I read Tyler Cowen’s The Great Stagnation during the first half of my flight from Boston to San Francisco. That was the good half. There’s a lot to like about the book, as well as a lot I could pick at. But I won’t pick. OK, I will, but only about one thing.

But first, let me tell you what I liked: it’s a story of what ails the American economy without blaming any of the usual suspects. It’s not the corporations. It’s not the politicians. It’s not the decline of morality. It’s not the dysfunction of family. Cowen deserves credit for avoiding the standard tropes. The problem is deeper than all that, according to Cowen. It’s that our pace of making huge, productivity increasing innovations has slowed, relative to what it once was.

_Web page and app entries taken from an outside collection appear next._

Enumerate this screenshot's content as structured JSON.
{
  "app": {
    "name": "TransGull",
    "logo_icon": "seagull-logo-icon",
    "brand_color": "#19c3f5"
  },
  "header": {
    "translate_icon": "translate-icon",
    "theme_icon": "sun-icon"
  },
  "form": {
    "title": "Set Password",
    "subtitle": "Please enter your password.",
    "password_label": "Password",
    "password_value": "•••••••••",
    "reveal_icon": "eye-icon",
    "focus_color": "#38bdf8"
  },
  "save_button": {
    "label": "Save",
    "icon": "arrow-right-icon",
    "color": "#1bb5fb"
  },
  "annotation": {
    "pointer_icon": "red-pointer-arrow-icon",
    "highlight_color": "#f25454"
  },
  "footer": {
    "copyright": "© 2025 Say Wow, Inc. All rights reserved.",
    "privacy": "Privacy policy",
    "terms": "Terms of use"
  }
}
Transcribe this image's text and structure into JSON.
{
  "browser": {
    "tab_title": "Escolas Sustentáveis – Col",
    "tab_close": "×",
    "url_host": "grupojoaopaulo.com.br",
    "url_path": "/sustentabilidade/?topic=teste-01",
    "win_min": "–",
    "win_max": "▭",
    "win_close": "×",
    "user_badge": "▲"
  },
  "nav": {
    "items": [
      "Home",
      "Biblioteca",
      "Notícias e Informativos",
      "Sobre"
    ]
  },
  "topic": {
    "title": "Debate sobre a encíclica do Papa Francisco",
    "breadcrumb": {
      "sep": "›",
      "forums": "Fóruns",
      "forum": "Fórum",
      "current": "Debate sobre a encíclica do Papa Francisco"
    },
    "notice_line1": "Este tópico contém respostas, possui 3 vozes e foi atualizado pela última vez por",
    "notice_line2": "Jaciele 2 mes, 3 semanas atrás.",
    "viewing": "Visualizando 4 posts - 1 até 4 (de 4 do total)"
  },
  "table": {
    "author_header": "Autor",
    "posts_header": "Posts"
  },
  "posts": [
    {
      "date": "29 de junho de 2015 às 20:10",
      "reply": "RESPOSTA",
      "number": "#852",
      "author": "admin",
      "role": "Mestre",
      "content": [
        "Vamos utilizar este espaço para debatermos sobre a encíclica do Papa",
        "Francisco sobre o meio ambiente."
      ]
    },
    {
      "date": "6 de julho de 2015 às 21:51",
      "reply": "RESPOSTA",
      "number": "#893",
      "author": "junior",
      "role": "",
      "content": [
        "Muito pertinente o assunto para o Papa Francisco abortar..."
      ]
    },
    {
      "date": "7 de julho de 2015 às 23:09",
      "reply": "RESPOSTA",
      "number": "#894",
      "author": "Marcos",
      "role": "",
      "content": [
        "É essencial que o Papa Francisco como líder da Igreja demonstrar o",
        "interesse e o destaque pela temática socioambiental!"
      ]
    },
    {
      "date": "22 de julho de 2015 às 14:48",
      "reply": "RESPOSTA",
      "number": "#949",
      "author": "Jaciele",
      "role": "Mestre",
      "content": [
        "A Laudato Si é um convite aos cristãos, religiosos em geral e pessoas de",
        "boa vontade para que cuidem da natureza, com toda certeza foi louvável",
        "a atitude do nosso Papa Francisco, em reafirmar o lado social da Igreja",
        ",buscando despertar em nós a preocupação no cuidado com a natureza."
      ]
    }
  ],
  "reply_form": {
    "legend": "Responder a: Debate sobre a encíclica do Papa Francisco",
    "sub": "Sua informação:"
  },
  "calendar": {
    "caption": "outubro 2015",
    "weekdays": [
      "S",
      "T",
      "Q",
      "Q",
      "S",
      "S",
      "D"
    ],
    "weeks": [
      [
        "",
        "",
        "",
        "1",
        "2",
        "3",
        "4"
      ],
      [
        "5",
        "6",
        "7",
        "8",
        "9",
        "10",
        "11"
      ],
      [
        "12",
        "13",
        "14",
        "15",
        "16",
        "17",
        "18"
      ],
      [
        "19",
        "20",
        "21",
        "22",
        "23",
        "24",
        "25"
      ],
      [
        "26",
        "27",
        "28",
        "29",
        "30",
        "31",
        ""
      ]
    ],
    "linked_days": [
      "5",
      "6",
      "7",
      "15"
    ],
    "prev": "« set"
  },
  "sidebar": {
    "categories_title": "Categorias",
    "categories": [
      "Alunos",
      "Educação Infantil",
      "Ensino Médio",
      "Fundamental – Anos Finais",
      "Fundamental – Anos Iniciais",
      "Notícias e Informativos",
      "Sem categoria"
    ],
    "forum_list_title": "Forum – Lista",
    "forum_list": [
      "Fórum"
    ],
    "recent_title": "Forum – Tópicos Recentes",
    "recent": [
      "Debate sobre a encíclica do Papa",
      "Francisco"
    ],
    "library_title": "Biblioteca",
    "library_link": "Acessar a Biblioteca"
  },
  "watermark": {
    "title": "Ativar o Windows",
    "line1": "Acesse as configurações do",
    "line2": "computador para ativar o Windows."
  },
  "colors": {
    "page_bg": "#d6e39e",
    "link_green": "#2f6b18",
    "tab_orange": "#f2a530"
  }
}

That’s actually inevitable. Once you’ve picked all the low-hanging fruit the rest of the fruit is harder to reach, that is, until the next generation of fruit trees grow. Well they haven’t, yet.

The problem with blaming America’s ills on something so fundamental is that the things we fight over most won’t do a lot of good. A Republican take over of the government won’t help. Nor will decades of Democratic rule. The Tea Party movement isn’t the answer either. And so on.

It sounds rather pessimistic. But Cowen does end with a few rays of hope. My favorite is,

Challenge the scientists you know, ask them to educate you and your kids, and reward them with your sincere admiration. […]

[W]e should respect the scientific enterprise in general at a much higher level.

Amen! And that brings me to my criticism of the book, or one tiny part of it. If one really has a scientific mind, and a respect for the scientific enterprise, one must take a more careful look at Medicaid than Cowen did in the book. He wrote, “When it comes to surgical patients, the uninsured seem to have better health outcomes than do Medicaid patients,” with a reference to an Avik Roy post on the UVa surgical outcomes study. This statement was made in the context of discussing how much we spend on health care (a lot) relative to what we get for it (not enough).

I agree with Cowen’s take on our system — too costly for the outcomes it produces — but I have a problem with this characterization of Medicaid. It’s not correct. As I’ve written before, the best evidence does not indicate that Medicaid is bad for health. I’ll say much more about what’s wrong with the UVa surgical outcomes study and what constitutes the best evidence in a subsequent post.

I do hope that those who think Medicaid is harming health will update their thinking once they are acquainted with more credible evidence than Cowen cited on this topic.

Without a lot of work, I can’t evaluate most of the rest of Cowen’s claims and his sources for them. One of them is this blog — yes it’s in the endnotes — so I really can’t complain more than I have.

Read the book. It’s cheap and short, but neither is an indication of its value.

UPDATE: I have added more context to Cowen’s take on our health system and his reference to the UVa surgical outcomes study.

Hidden information below


Email Address*